2016 Graphic Medicine Conference Keynote and champion of comics and creativity Lynda Barry visited The Department of Humanities at Penn State College of Medicine as Artist-in-Residence in December 2017. Michael Green and the PSU library’s One-Button Studio created a series of videos to help inspire their students and all of us to create more and with more joy. We’ll be sharing these wonderful videos here a few at a time. Play along at home with Lynda and Michael! Post your eight faces in the comments here or on social media.
Last week was an exciting one for graphic medicine. We were hosted by the National Library of Medicine in Bethesda, MD to celebrate their new exhibit and graphic medicine collection curated by Ellen Forney. Our celebration day culminated in a panel conversation event with Patricia Brennan, director of the NLM. Director Brennan is a nurse with a unique perspective on the importance of graphic medicine. “Without graphic medicine we were incomplete…it addresses an unaddressed dimension of health and it provided us a way to archive these expressions of that dimension.” -Patricia Brennan In an interview for the Graphic Medicine Podcast, director… Read More
The February 2018 issue of the AMA’s online Journal of Ethics is devoted entirely to Graphic Medicine and Health Care Ethics. It’s an open access journal and, in addition to fourteen articles discussing the issue’s topic, it also includes an interview with two comic artists who created important works of graphic medicine, Brian Fies and Phoebe Potts. Be sure to check the entire issue out. Lots of great stuff in it. The AMA has also conducted two special online features to accompany the issue. The first was a week-long online discussion forum titled, “Using Comics to Promote Person-Centered Medicine.” Participants… Read More
In September, Dr. Shelley Wall gave the opening address of the Hiram College Graphic Medicine series. We are thrilled that Shelly and her hosts at Hiram have been kind enough to share her talk with us, entitled, “Medical Illustration and the Language of Comics: From Medical Graphics to Graphic Medicine.” Support for this podcast comes from Penn State College of Medicine, Department of Humanities, the nation’s oldest Humanities Department within a medical school, pioneers of innovations in medical education since 1967. To learn more about Penn State College of Medicine Department of Humanities, go to www2.med.psu.edu/humanities.
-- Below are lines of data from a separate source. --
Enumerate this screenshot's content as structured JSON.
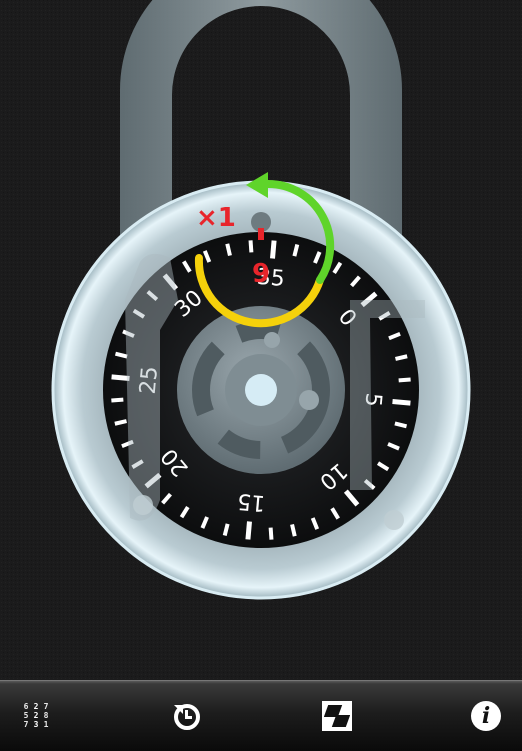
{
  "lock": {
    "dial_numbers": [
      "0",
      "5",
      "10",
      "15",
      "20",
      "25",
      "30",
      "35"
    ],
    "dial_max": 40,
    "dial_rotation_deg": 50,
    "current_number": "9",
    "rotation_count": "×1",
    "rotation_direction": "counterclockwise"
  },
  "colors": {
    "background": "#1a1a1b",
    "shackle": "#8d9aa0",
    "body_rim": "#cfe8f2",
    "dial_face": "#111214",
    "arc_yellow": "#f5d10b",
    "arc_green": "#5fd42a",
    "indicator_red": "#e8252b",
    "tick_white": "#ffffff"
  },
  "toolbar": {
    "combo_digits": [
      [
        "6",
        "2",
        "7"
      ],
      [
        "5",
        "2",
        "8"
      ],
      [
        "7",
        "3",
        "1"
      ]
    ],
    "items": [
      {
        "name": "combination-button",
        "icon": "combination-grid-icon"
      },
      {
        "name": "reset-button",
        "icon": "reset-arrow-icon"
      },
      {
        "name": "switch-lock-button",
        "icon": "swap-image-icon"
      },
      {
        "name": "info-button",
        "icon": "info-icon",
        "label": "i"
      }
    ]
  }
}
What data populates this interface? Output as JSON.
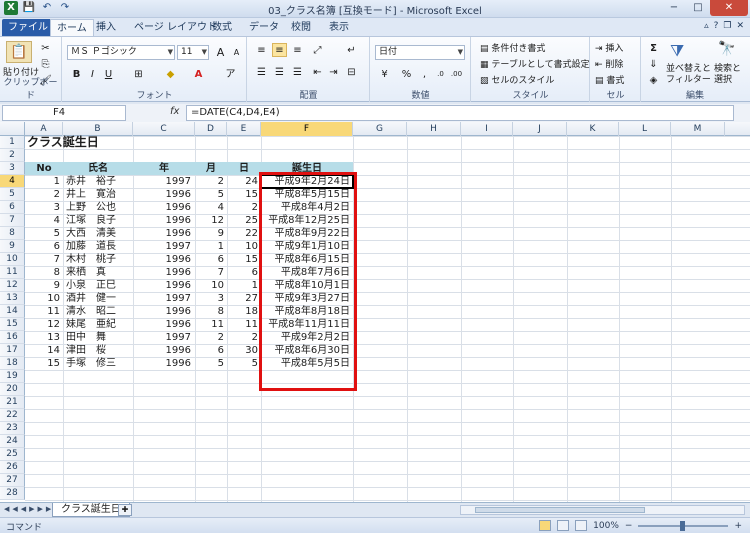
{
  "window": {
    "title": "03_クラス名簿 [互換モード] - Microsoft Excel",
    "minimize": "−",
    "maximize": "□",
    "close": "✕"
  },
  "qat": {
    "app_icon": "X",
    "save": "💾",
    "undo": "↶",
    "redo": "↷"
  },
  "tabs": [
    {
      "label": "ファイル"
    },
    {
      "label": "ホーム"
    },
    {
      "label": "挿入"
    },
    {
      "label": "ページ レイアウト"
    },
    {
      "label": "数式"
    },
    {
      "label": "データ"
    },
    {
      "label": "校閲"
    },
    {
      "label": "表示"
    }
  ],
  "ribbon": {
    "clipboard": {
      "paste": "貼り付け",
      "label": "クリップボード"
    },
    "font": {
      "name": "ＭＳ Ｐゴシック",
      "size": "11",
      "bold": "B",
      "italic": "I",
      "underline": "U",
      "label": "フォント"
    },
    "alignment": {
      "label": "配置"
    },
    "number": {
      "format": "日付",
      "label": "数値"
    },
    "styles": {
      "conditional": "条件付き書式",
      "table": "テーブルとして書式設定",
      "cell": "セルのスタイル",
      "label": "スタイル"
    },
    "cells": {
      "insert": "挿入",
      "delete": "削除",
      "format": "書式",
      "label": "セル"
    },
    "editing": {
      "sort": "並べ替えと",
      "filter": "フィルター",
      "find": "検索と",
      "select": "選択",
      "label": "編集"
    }
  },
  "formula_bar": {
    "name_box": "F4",
    "fx": "fx",
    "formula": "=DATE(C4,D4,E4)"
  },
  "columns": [
    "A",
    "B",
    "C",
    "D",
    "E",
    "F",
    "G",
    "H",
    "I",
    "J",
    "K",
    "L",
    "M"
  ],
  "rows": [
    "1",
    "2",
    "3",
    "4",
    "5",
    "6",
    "7",
    "8",
    "9",
    "10",
    "11",
    "12",
    "13",
    "14",
    "15",
    "16",
    "17",
    "18",
    "19",
    "20",
    "21",
    "22",
    "23",
    "24",
    "25",
    "26",
    "27",
    "28"
  ],
  "sheet": {
    "title": "クラス誕生日",
    "headers": {
      "no": "No",
      "name": "氏名",
      "year": "年",
      "month": "月",
      "day": "日",
      "birthday": "誕生日"
    },
    "records": [
      {
        "no": "1",
        "name": "赤井　裕子",
        "year": "1997",
        "month": "2",
        "day": "24",
        "birthday": "平成9年2月24日"
      },
      {
        "no": "2",
        "name": "井上　寛治",
        "year": "1996",
        "month": "5",
        "day": "15",
        "birthday": "平成8年5月15日"
      },
      {
        "no": "3",
        "name": "上野　公也",
        "year": "1996",
        "month": "4",
        "day": "2",
        "birthday": "平成8年4月2日"
      },
      {
        "no": "4",
        "name": "江塚　良子",
        "year": "1996",
        "month": "12",
        "day": "25",
        "birthday": "平成8年12月25日"
      },
      {
        "no": "5",
        "name": "大西　清美",
        "year": "1996",
        "month": "9",
        "day": "22",
        "birthday": "平成8年9月22日"
      },
      {
        "no": "6",
        "name": "加藤　道長",
        "year": "1997",
        "month": "1",
        "day": "10",
        "birthday": "平成9年1月10日"
      },
      {
        "no": "7",
        "name": "木村　桃子",
        "year": "1996",
        "month": "6",
        "day": "15",
        "birthday": "平成8年6月15日"
      },
      {
        "no": "8",
        "name": "来栖　真",
        "year": "1996",
        "month": "7",
        "day": "6",
        "birthday": "平成8年7月6日"
      },
      {
        "no": "9",
        "name": "小泉　正巳",
        "year": "1996",
        "month": "10",
        "day": "1",
        "birthday": "平成8年10月1日"
      },
      {
        "no": "10",
        "name": "酒井　健一",
        "year": "1997",
        "month": "3",
        "day": "27",
        "birthday": "平成9年3月27日"
      },
      {
        "no": "11",
        "name": "清水　昭二",
        "year": "1996",
        "month": "8",
        "day": "18",
        "birthday": "平成8年8月18日"
      },
      {
        "no": "12",
        "name": "妹尾　亜紀",
        "year": "1996",
        "month": "11",
        "day": "11",
        "birthday": "平成8年11月11日"
      },
      {
        "no": "13",
        "name": "田中　舞",
        "year": "1997",
        "month": "2",
        "day": "2",
        "birthday": "平成9年2月2日"
      },
      {
        "no": "14",
        "name": "津田　桜",
        "year": "1996",
        "month": "6",
        "day": "30",
        "birthday": "平成8年6月30日"
      },
      {
        "no": "15",
        "name": "手塚　修三",
        "year": "1996",
        "month": "5",
        "day": "5",
        "birthday": "平成8年5月5日"
      }
    ]
  },
  "sheet_tab": {
    "label": "クラス誕生日"
  },
  "status": {
    "mode": "コマンド",
    "zoom": "100%",
    "zoom_out": "−",
    "zoom_in": "+"
  },
  "colors": {
    "highlight_box": "#e01010",
    "header_band": "#b7dde8",
    "selection_header": "#f8d878"
  }
}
Call For Papers This year’s Comics and Medicine Conference invites participants to share and reflect upon how graphic medicine works. In the context of health and its relationship to comics, “work” can refer to a number of activities: the work of medical and related professionals; the functioning of our bodies and minds; the creation or study of artistic and educational materials; the study of the archive or images/texts; work with reader communities; and the organization of collaborative community health efforts. The spaces in which “work” takes place provide another point of reflection: public healthcare centers, classrooms, home studios, private clinics,… Read More
MK here. Just back from Berlin where Ian and I had the great honor of attending and speaking at the PathoGraphics conference and seeing the amazing Sick! art exhibit. There is much to report – far more than I can give fair coverage to here, as I took 29 pages of notes during the four days of events, but I want to highlight a few things. First, there is a chronologic Storify of all of the tweets arising from the conference. (You can also find PDFs of the art exhibit and conference program here.) Included in the Storify you will… Read More
MK here, recently back from the Vermont Folklife Center’s “Pulp Culture Comic Arts Festival and Symposium“. I am very grateful to have been invited to attend and participate. Though I was not able to be at two important opening events, lectures by Art Spiegelman and Joe Sacco, I was able to participate in the full day of panels on Saturday, covering topics such as Graphic Journalism, Autobio Comics, Graphic Ethnography, as well as Historical Comics. You can click over to my blog for my sketch notes from those rich panels. My notes are augmented by those of Kurt Shaffert, who generously permitted me… Read More
In this podcast episode, listen to field co-founded Ian Williams describe to the Wellcome Trust Library staff what graphic medicine is and what it does. Support for this podcast comes from Penn State College of Medicine, Department of Humanities, the nation’s oldest Humanities Department within a medical school, pioneers of innovations in medical education since 1967. To learn more about Penn State College of Medicine Department of Humanities, go to www2.med.psu.edu/humanities.